* _Instructions for the task_: Make an exact copy of the records below. Include every line.

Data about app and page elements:
Segment Open
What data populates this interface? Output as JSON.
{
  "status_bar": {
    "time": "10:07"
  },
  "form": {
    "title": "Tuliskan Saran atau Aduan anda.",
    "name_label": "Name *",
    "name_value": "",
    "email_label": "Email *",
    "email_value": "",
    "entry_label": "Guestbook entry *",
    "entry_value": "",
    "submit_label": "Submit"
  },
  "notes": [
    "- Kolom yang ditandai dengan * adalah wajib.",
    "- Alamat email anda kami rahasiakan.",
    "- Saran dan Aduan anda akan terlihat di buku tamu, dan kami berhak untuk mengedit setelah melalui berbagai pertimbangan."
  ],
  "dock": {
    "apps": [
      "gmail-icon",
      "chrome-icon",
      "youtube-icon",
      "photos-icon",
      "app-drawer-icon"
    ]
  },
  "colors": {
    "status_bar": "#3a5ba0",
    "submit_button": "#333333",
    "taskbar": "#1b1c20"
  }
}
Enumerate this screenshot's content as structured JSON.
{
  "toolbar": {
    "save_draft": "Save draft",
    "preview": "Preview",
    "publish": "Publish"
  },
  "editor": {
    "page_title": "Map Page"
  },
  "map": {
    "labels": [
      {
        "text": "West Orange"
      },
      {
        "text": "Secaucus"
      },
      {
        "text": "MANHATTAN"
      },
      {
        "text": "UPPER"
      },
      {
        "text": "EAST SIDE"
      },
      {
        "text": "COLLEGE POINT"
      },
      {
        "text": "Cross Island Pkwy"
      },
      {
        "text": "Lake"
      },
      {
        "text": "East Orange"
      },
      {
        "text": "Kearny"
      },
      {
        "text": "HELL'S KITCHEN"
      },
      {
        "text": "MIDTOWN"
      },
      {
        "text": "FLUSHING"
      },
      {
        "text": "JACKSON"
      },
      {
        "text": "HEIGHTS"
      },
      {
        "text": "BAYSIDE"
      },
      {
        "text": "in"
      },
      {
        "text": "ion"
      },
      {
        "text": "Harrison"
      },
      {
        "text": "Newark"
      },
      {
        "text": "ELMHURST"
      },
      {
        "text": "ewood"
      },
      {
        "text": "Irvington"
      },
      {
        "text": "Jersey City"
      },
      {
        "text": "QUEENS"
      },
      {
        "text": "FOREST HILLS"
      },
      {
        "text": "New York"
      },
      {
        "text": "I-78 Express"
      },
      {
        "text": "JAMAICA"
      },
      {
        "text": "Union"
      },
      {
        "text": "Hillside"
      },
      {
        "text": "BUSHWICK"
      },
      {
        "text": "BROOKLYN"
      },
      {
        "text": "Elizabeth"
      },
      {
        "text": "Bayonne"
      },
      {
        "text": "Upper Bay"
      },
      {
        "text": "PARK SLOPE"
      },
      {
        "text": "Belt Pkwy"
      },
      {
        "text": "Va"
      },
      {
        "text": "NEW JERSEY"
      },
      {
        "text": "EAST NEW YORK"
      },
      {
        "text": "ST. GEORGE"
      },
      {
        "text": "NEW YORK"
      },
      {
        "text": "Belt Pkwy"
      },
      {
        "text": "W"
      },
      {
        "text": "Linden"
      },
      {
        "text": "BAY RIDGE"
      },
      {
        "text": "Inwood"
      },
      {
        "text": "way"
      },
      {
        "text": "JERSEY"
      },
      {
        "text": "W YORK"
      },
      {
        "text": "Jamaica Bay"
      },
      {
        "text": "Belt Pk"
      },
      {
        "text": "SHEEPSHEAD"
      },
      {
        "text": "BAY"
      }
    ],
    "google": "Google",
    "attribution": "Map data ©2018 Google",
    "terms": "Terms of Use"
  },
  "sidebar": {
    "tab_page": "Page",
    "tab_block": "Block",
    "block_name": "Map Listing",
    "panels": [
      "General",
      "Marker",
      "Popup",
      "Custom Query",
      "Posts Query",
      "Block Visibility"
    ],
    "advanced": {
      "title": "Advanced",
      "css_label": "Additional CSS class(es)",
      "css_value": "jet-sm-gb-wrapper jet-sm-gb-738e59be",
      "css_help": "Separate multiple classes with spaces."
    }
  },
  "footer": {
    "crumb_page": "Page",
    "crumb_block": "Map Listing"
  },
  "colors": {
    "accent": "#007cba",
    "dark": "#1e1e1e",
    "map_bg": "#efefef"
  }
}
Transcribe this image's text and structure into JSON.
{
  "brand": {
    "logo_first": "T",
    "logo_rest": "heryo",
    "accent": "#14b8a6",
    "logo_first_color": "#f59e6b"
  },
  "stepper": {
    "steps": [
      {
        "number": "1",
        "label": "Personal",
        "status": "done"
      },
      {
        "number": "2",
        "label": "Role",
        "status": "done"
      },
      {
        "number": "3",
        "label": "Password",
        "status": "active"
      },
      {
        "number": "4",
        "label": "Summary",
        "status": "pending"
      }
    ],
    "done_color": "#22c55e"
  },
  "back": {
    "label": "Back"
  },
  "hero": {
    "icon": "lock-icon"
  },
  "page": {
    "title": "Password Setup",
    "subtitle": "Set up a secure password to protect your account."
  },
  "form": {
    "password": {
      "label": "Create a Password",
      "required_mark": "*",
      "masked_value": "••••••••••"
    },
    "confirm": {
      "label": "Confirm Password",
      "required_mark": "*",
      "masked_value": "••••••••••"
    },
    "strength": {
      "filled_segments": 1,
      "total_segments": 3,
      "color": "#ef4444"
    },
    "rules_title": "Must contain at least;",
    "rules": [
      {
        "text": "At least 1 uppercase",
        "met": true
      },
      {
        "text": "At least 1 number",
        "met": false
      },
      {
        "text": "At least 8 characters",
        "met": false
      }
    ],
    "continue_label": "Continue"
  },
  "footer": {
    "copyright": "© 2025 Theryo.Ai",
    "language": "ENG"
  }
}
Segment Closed
* _Solution to this exercise_:
What data populates this interface? Output as JSON.
{
  "status_bar": {
    "time": "10:07"
  },
  "form": {
    "title": "Tuliskan Saran atau Aduan anda.",
    "name_label": "Name *",
    "name_value": "",
    "email_label": "Email *",
    "email_value": "",
    "entry_label": "Guestbook entry *",
    "entry_value": "",
    "submit_label": "Submit"
  },
  "notes": [
    "- Kolom yang ditandai dengan * adalah wajib.",
    "- Alamat email anda kami rahasiakan.",
    "- Saran dan Aduan anda akan terlihat di buku tamu, dan kami berhak untuk mengedit setelah melalui berbagai pertimbangan."
  ],
  "dock": {
    "apps": [
      "gmail-icon",
      "chrome-icon",
      "youtube-icon",
      "photos-icon",
      "app-drawer-icon"
    ]
  },
  "colors": {
    "status_bar": "#3a5ba0",
    "submit_button": "#333333",
    "taskbar": "#1b1c20"
  }
}
Enumerate this screenshot's content as structured JSON.
{
  "toolbar": {
    "save_draft": "Save draft",
    "preview": "Preview",
    "publish": "Publish"
  },
  "editor": {
    "page_title": "Map Page"
  },
  "map": {
    "labels": [
      {
        "text": "West Orange"
      },
      {
        "text": "Secaucus"
      },
      {
        "text": "MANHATTAN"
      },
      {
        "text": "UPPER"
      },
      {
        "text": "EAST SIDE"
      },
      {
        "text": "COLLEGE POINT"
      },
      {
        "text": "Cross Island Pkwy"
      },
      {
        "text": "Lake"
      },
      {
        "text": "East Orange"
      },
      {
        "text": "Kearny"
      },
      {
        "text": "HELL'S KITCHEN"
      },
      {
        "text": "MIDTOWN"
      },
      {
        "text": "FLUSHING"
      },
      {
        "text": "JACKSON"
      },
      {
        "text": "HEIGHTS"
      },
      {
        "text": "BAYSIDE"
      },
      {
        "text": "in"
      },
      {
        "text": "ion"
      },
      {
        "text": "Harrison"
      },
      {
        "text": "Newark"
      },
      {
        "text": "ELMHURST"
      },
      {
        "text": "ewood"
      },
      {
        "text": "Irvington"
      },
      {
        "text": "Jersey City"
      },
      {
        "text": "QUEENS"
      },
      {
        "text": "FOREST HILLS"
      },
      {
        "text": "New York"
      },
      {
        "text": "I-78 Express"
      },
      {
        "text": "JAMAICA"
      },
      {
        "text": "Union"
      },
      {
        "text": "Hillside"
      },
      {
        "text": "BUSHWICK"
      },
      {
        "text": "BROOKLYN"
      },
      {
        "text": "Elizabeth"
      },
      {
        "text": "Bayonne"
      },
      {
        "text": "Upper Bay"
      },
      {
        "text": "PARK SLOPE"
      },
      {
        "text": "Belt Pkwy"
      },
      {
        "text": "Va"
      },
      {
        "text": "NEW JERSEY"
      },
      {
        "text": "EAST NEW YORK"
      },
      {
        "text": "ST. GEORGE"
      },
      {
        "text": "NEW YORK"
      },
      {
        "text": "Belt Pkwy"
      },
      {
        "text": "W"
      },
      {
        "text": "Linden"
      },
      {
        "text": "BAY RIDGE"
      },
      {
        "text": "Inwood"
      },
      {
        "text": "way"
      },
      {
        "text": "JERSEY"
      },
      {
        "text": "W YORK"
      },
      {
        "text": "Jamaica Bay"
      },
      {
        "text": "Belt Pk"
      },
      {
        "text": "SHEEPSHEAD"
      },
      {
        "text": "BAY"
      }
    ],
    "google": "Google",
    "attribution": "Map data ©2018 Google",
    "terms": "Terms of Use"
  },
  "sidebar": {
    "tab_page": "Page",
    "tab_block": "Block",
    "block_name": "Map Listing",
    "panels": [
      "General",
      "Marker",
      "Popup",
      "Custom Query",
      "Posts Query",
      "Block Visibility"
    ],
    "advanced": {
      "title": "Advanced",
      "css_label": "Additional CSS class(es)",
      "css_value": "jet-sm-gb-wrapper jet-sm-gb-738e59be",
      "css_help": "Separate multiple classes with spaces."
    }
  },
  "footer": {
    "crumb_page": "Page",
    "crumb_block": "Map Listing"
  },
  "colors": {
    "accent": "#007cba",
    "dark": "#1e1e1e",
    "map_bg": "#efefef"
  }
}
Transcribe this image's text and structure into JSON.
{
  "brand": {
    "logo_first": "T",
    "logo_rest": "heryo",
    "accent": "#14b8a6",
    "logo_first_color": "#f59e6b"
  },
  "stepper": {
    "steps": [
      {
        "number": "1",
        "label": "Personal",
        "status": "done"
      },
      {
        "number": "2",
        "label": "Role",
        "status": "done"
      },
      {
        "number": "3",
        "label": "Password",
        "status": "active"
      },
      {
        "number": "4",
        "label": "Summary",
        "status": "pending"
      }
    ],
    "done_color": "#22c55e"
  },
  "back": {
    "label": "Back"
  },
  "hero": {
    "icon": "lock-icon"
  },
  "page": {
    "title": "Password Setup",
    "subtitle": "Set up a secure password to protect your account."
  },
  "form": {
    "password": {
      "label": "Create a Password",
      "required_mark": "*",
      "masked_value": "••••••••••"
    },
    "confirm": {
      "label": "Confirm Password",
      "required_mark": "*",
      "masked_value": "••••••••••"
    },
    "strength": {
      "filled_segments": 1,
      "total_segments": 3,
      "color": "#ef4444"
    },
    "rules_title": "Must contain at least;",
    "rules": [
      {
        "text": "At least 1 uppercase",
        "met": true
      },
      {
        "text": "At least 1 number",
        "met": false
      },
      {
        "text": "At least 8 characters",
        "met": false
      }
    ],
    "continue_label": "Continue"
  },
  "footer": {
    "copyright": "© 2025 Theryo.Ai",
    "language": "ENG"
  }
}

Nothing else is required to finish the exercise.